TASK BRIEF → Beginning with the first entry, print all the records exactly.

━━━━━━━━━━━━━━━━

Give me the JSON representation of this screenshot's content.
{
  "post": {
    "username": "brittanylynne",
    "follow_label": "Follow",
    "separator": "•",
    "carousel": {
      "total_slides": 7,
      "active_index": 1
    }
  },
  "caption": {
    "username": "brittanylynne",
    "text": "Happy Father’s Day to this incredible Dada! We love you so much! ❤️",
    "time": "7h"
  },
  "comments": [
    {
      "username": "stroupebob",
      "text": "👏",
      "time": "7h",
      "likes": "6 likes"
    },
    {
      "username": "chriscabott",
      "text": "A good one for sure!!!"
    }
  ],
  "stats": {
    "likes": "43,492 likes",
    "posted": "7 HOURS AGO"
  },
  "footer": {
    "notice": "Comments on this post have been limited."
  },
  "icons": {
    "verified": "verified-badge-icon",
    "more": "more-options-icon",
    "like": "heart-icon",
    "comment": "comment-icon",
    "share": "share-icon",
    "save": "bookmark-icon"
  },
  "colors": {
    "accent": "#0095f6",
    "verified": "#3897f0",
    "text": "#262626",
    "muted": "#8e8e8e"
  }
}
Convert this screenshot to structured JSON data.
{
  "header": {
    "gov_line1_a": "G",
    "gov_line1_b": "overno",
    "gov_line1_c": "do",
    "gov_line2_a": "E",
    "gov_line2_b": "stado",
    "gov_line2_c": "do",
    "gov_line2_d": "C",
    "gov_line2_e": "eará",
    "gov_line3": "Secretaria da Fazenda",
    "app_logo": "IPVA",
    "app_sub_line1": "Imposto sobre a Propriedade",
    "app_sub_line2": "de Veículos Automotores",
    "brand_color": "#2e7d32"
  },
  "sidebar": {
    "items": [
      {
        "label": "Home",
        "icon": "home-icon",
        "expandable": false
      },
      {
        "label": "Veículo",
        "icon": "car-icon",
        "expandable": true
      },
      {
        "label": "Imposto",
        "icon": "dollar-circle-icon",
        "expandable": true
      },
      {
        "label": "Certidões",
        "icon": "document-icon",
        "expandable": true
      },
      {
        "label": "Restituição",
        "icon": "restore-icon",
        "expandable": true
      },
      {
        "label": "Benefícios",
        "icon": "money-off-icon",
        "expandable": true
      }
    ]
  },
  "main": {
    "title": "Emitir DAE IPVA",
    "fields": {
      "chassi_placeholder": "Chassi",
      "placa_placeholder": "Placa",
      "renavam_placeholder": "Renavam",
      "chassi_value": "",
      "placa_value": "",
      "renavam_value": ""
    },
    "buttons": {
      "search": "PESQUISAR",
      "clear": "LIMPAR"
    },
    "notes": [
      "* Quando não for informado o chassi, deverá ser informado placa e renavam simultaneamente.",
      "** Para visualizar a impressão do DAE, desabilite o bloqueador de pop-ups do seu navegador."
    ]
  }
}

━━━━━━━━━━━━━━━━

TASK ANSWER →
Give me the JSON representation of this screenshot's content.
{
  "post": {
    "username": "brittanylynne",
    "follow_label": "Follow",
    "separator": "•",
    "carousel": {
      "total_slides": 7,
      "active_index": 1
    }
  },
  "caption": {
    "username": "brittanylynne",
    "text": "Happy Father’s Day to this incredible Dada! We love you so much! ❤️",
    "time": "7h"
  },
  "comments": [
    {
      "username": "stroupebob",
      "text": "👏",
      "time": "7h",
      "likes": "6 likes"
    },
    {
      "username": "chriscabott",
      "text": "A good one for sure!!!"
    }
  ],
  "stats": {
    "likes": "43,492 likes",
    "posted": "7 HOURS AGO"
  },
  "footer": {
    "notice": "Comments on this post have been limited."
  },
  "icons": {
    "verified": "verified-badge-icon",
    "more": "more-options-icon",
    "like": "heart-icon",
    "comment": "comment-icon",
    "share": "share-icon",
    "save": "bookmark-icon"
  },
  "colors": {
    "accent": "#0095f6",
    "verified": "#3897f0",
    "text": "#262626",
    "muted": "#8e8e8e"
  }
}
Convert this screenshot to structured JSON data.
{
  "header": {
    "gov_line1_a": "G",
    "gov_line1_b": "overno",
    "gov_line1_c": "do",
    "gov_line2_a": "E",
    "gov_line2_b": "stado",
    "gov_line2_c": "do",
    "gov_line2_d": "C",
    "gov_line2_e": "eará",
    "gov_line3": "Secretaria da Fazenda",
    "app_logo": "IPVA",
    "app_sub_line1": "Imposto sobre a Propriedade",
    "app_sub_line2": "de Veículos Automotores",
    "brand_color": "#2e7d32"
  },
  "sidebar": {
    "items": [
      {
        "label": "Home",
        "icon": "home-icon",
        "expandable": false
      },
      {
        "label": "Veículo",
        "icon": "car-icon",
        "expandable": true
      },
      {
        "label": "Imposto",
        "icon": "dollar-circle-icon",
        "expandable": true
      },
      {
        "label": "Certidões",
        "icon": "document-icon",
        "expandable": true
      },
      {
        "label": "Restituição",
        "icon": "restore-icon",
        "expandable": true
      },
      {
        "label": "Benefícios",
        "icon": "money-off-icon",
        "expandable": true
      }
    ]
  },
  "main": {
    "title": "Emitir DAE IPVA",
    "fields": {
      "chassi_placeholder": "Chassi",
      "placa_placeholder": "Placa",
      "renavam_placeholder": "Renavam",
      "chassi_value": "",
      "placa_value": "",
      "renavam_value": ""
    },
    "buttons": {
      "search": "PESQUISAR",
      "clear": "LIMPAR"
    },
    "notes": [
      "* Quando não for informado o chassi, deverá ser informado placa e renavam simultaneamente.",
      "** Para visualizar a impressão do DAE, desabilite o bloqueador de pop-ups do seu navegador."
    ]
  }
}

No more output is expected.